This week, Lincoln County Public Health announced they anticipate receiving 900 doses of the COVID-19 vaccine to finish vaccinating Phase 1A and educator groups. Public Health also will be able to begin vaccinating seniors again, starting with age 80 and over.
The announcement comes just a week after the county was told they would not be getting any doses of the vaccine, which prompted county leaders to question state health officials.
In coming weeks, Public Health said they know there will be more seniors who want to get vaccinated than there will be vaccines available to them. While they can’t give every older adult an appointment as soon as they want one,
Public Health has different ways to get linked to vaccine information and events such as visiting the COVID-19 website: http://www.co.lincoln.or.us/covid or calling the Lincoln County Call Center: 541-265-0621 or email LincolnCoCallCenter@co.lincoln.or.us.
A Multi-agency Coordinating group for the COVID-19 vaccine distribution is actively working on additional ways to distribute the vaccine. Public Health anticipates having help from several agencies to deliver vaccine to those who are medically homebound and are planning additional vaccination clinics throughout the county.
Those who signed up on a prior waitlist will be contacted first. Those who are eligible and want a vaccine, but are not on a waitlist already, are encouraged to provide their information at our waitlist registration portal, located at https://www.co.lincoln.or.us/hhs/page/lincoln-county-covid-19-vaccination-schedule.
It is important to also get your second dose of the vaccine. According to their companies, the Pfizer1 vaccine is about 52% effective 12 days after the first dose and the Moderna2 vaccine is approximately 80% effective. However, 14 days after the second dose they become 94-95% effective.
Public Health also recommends people get the second dose at the same place where they received the first dose. The Oregon Health Authority only gives counties enough second doses for the people who received their first doses here. If you get your first vaccination out of the county, you should receive your second dose out of the county as well.
County Risk Levels
Governor Kate Brown today announced that 12 counties improved in risk level, with 10 improving from Extreme Risk for the first time since November, effective February 12.
However, Lincoln County remains in the high risk category, seeing no change from the start of the year.
County risk levels under the state's public health framework aim to reduce transmission and protect Oregonians from COVID-19. The framework uses four different risk levels for counties based on COVID-19 spread—Extreme Risk, High Risk, Moderate Risk, and Lower Risk—and assigns health and safety measures for each level.
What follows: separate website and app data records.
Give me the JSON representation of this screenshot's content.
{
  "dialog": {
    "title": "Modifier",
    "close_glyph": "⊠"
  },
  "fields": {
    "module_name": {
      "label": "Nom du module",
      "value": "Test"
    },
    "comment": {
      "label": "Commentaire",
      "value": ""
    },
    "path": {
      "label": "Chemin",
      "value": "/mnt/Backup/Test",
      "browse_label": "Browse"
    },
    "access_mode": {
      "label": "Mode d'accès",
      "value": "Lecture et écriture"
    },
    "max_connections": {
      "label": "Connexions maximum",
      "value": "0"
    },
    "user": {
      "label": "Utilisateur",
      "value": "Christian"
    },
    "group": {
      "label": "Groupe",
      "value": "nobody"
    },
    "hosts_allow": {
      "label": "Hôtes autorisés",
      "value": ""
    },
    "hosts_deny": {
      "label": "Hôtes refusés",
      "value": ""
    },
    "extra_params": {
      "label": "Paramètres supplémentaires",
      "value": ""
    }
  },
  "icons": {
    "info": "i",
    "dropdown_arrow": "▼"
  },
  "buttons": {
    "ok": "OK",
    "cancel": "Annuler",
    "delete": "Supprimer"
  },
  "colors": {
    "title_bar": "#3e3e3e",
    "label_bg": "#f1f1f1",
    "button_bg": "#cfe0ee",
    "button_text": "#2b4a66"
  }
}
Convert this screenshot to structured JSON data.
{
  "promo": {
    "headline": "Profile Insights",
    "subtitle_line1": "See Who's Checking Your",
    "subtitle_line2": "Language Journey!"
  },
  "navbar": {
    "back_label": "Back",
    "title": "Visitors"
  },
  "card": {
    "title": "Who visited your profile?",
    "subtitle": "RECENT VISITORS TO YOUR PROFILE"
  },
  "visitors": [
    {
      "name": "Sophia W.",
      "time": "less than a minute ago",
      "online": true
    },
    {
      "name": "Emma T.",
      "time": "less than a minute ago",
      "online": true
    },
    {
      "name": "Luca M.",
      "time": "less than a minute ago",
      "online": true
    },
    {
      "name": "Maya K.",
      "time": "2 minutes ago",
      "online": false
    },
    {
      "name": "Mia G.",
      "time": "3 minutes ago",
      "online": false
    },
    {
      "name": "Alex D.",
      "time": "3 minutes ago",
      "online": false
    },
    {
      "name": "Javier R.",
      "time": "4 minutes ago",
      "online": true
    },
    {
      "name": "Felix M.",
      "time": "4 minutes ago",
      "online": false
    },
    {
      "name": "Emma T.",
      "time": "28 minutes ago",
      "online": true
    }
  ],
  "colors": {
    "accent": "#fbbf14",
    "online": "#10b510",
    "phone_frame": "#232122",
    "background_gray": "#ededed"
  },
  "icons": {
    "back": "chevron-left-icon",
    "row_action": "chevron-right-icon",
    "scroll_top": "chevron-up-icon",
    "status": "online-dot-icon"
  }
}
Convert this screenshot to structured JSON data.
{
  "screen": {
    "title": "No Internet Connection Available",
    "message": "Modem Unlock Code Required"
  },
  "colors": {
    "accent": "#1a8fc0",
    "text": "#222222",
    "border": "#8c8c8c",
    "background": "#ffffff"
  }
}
Effective February 12 through February 25, there will be 14 counties in the Extreme Risk level, 11 at High Risk, two at Moderate Risk, and nine at Lower Risk. A complete list of counties and their associated risk levels is available here.
“Thanks to Oregonians who have stepped up and made smart choices, we have made incredible progress in stopping the spread of COVID-19 and saving lives in Oregon," said Governor Brown. "This week we will see 10 counties move out of Extreme Risk, including the Portland tri-county area, for the first time since November. This is welcome news, as we'll start to see more businesses open up and Oregonians being able to get out a bit more.
"It’s also incredibly important that we continue to remain vigilant and protect our neighbors and loved ones as we face virulent new strains of COVID-19. This means continuing to wear masks, keep our physical distance, and avoid indoor gatherings. If we want to keep businesses open, reopen schools for in-person instruction, and stay safe, we must keep up our guard. Until vaccines are more widely available, case counts could go back up if we don't keep following safety measures."
The Oregon Health Authority will examine and publish county data weekly. County risk levels will be reassigned every two weeks. The first week's data will provide a "warning week" to prepare counties for potential risk level changes. The next assignment of risk levels will be announced February 23 and take effect February 26.
Updates to Warning Week data and county risk levels will be posted to coronavirus.oregon.gov.